Malaysian author Tan Twan Eng’s latest novel The House Of Doors will probably be his last book set in historical Malaya, he shared on a recent "Trees A Crowd" podcast with British artist/actor David Oakes.
Set in 1920s Penang, this new work of historical fiction follows the lives of lawyer Robert Hamlyn and his wife Lesley, and their friendship with Willie Somerset Maugham, the writer.
The House Of Doors was released by British publisher Canongate on May 18 and it has been creating a quite buzz with Tan busy with book launch appointments and publicity events in Britain.
Apart from mainstream bookstores, the better independent bookshops in Malaysia - from Penang's Gerakbudaya to Petaling Jaya's Lit Books - are also anticipating a strong local demand for this much-awaited book from the nation's most famous literary name on the global stage.
As with Tan's earlier novels, The Garden Of Evening Mists (2011) and The Gift Of Rain (2007), readers can expect evocative and highly descriptive prose, and a host of complex, layered characters.
"If colonial Malaysia is a pastiche of middle-class England, his drama is its costumed morality play," wrote Xan Brooks in reviewing Tan's The House Of Doors in The Guardian last week.

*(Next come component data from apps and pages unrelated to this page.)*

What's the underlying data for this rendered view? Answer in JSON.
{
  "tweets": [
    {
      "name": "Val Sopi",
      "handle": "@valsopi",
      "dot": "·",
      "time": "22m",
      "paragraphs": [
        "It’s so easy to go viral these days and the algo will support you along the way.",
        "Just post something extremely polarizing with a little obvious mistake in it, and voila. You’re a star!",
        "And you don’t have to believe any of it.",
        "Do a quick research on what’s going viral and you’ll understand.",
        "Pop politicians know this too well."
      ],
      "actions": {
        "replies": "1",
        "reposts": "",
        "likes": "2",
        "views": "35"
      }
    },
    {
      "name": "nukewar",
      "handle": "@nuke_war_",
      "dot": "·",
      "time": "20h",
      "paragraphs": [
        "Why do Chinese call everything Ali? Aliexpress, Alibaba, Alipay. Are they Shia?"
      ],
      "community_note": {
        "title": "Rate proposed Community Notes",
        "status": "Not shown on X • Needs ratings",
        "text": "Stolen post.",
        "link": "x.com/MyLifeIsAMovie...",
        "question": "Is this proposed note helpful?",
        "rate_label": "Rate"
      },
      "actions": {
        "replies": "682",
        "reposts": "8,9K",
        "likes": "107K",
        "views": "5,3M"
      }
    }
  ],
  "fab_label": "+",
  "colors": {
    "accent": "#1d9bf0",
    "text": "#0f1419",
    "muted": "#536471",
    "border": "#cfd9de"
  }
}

"The House Of Doors is brilliantly observed and full of memorable characters. It is so well written, everything so effortlessly dramatised, the narrative so well structured and paced that this is a book that will mesmerise readers far into the future," said acclaimed Irish novelist and journalist Colm Toibin about Tan's new release.
“Expertly constructed, tightly plotted and richly atmospheric,” was the Financial Times' verdict.

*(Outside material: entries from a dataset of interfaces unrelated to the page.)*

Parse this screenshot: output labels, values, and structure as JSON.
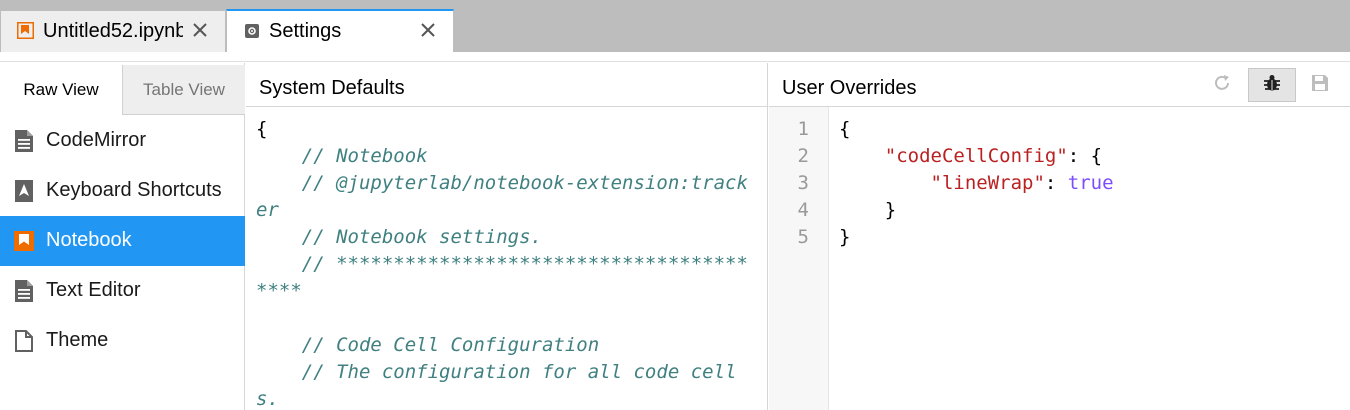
{
  "tabs": [
    {
      "label": "Untitled52.ipynb",
      "icon": "notebook-icon",
      "active": false
    },
    {
      "label": "Settings",
      "icon": "gear-icon",
      "active": true
    }
  ],
  "view_tabs": {
    "raw": "Raw View",
    "table": "Table View"
  },
  "plugins": [
    {
      "label": "CodeMirror",
      "icon": "text-file-icon"
    },
    {
      "label": "Keyboard Shortcuts",
      "icon": "keyboard-shortcut-icon"
    },
    {
      "label": "Notebook",
      "icon": "notebook-icon",
      "active": true
    },
    {
      "label": "Text Editor",
      "icon": "text-file-icon"
    },
    {
      "label": "Theme",
      "icon": "file-icon"
    }
  ],
  "system_defaults": {
    "title": "System Defaults",
    "lines": [
      {
        "text": "{",
        "type": "punct"
      },
      {
        "text": "    // Notebook",
        "type": "comment"
      },
      {
        "text": "    // @jupyterlab/notebook-extension:tracker",
        "type": "comment"
      },
      {
        "text": "    // Notebook settings.",
        "type": "comment"
      },
      {
        "text": "    // ****************************************",
        "type": "comment"
      },
      {
        "text": "",
        "type": "punct"
      },
      {
        "text": "    // Code Cell Configuration",
        "type": "comment"
      },
      {
        "text": "    // The configuration for all code cells.",
        "type": "comment"
      }
    ]
  },
  "user_overrides": {
    "title": "User Overrides",
    "line_numbers": [
      "1",
      "2",
      "3",
      "4",
      "5"
    ],
    "line1": "{",
    "line2_key": "\"codeCellConfig\"",
    "line2_rest": ": {",
    "line3_key": "\"lineWrap\"",
    "line3_sep": ": ",
    "line3_val": "true",
    "line4": "}",
    "line5": "}"
  },
  "colors": {
    "accent": "#2196f3",
    "comment": "#408080",
    "string": "#ba2121",
    "keyword": "#7c4dff"
  }
}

In real life, Tan can’t stand people who sit around and mope about their plight without taking steps to right the wrongs.
This is reflected in how he paints his fictional characters.
“I think I write unsympathetic characters faced with difficult situations, because it is interesting for me to see how they get out of it. I really can’t deal with passive characters in life, so my characters are never passive as well - they are always doing something, always trying to get out of their predicament,” he said in the podcast Trees A Crowd.
The Penang-born author's great love for books from a young age helped paved the way to a career as a writer. Having moved around quite a bit as a child, he made sure that his favourite books came along with him on every move.
“Books were my friends, but I didn’t want to be a writer until I was around nine or 10, when I read a book that was so badly written, I thought I could do better. That’s how the idea (to be a writer) was planted, but I didn’t do anything about it because I am inherently lazy. I tried to write one or two stories, but after a page or two, I realised it was such hard work that I’d rather be reading than trying to write,” he added.
In this podcast, this lawyer-turned-author occasionally graces us with amusing responses, like when asked to share his favourite hero from literature.
“I would like to be James Bond because he gets to travel the world and have the best of everything in life. He gets to kill without any consequences. If all of us could kill with no consequences, I think it’d be quite terrifying,” he said with a laugh.
And the one animal he would bring back from extinction? The unicorn, naturally.
Listen to the full interview on Trees A Crowd here.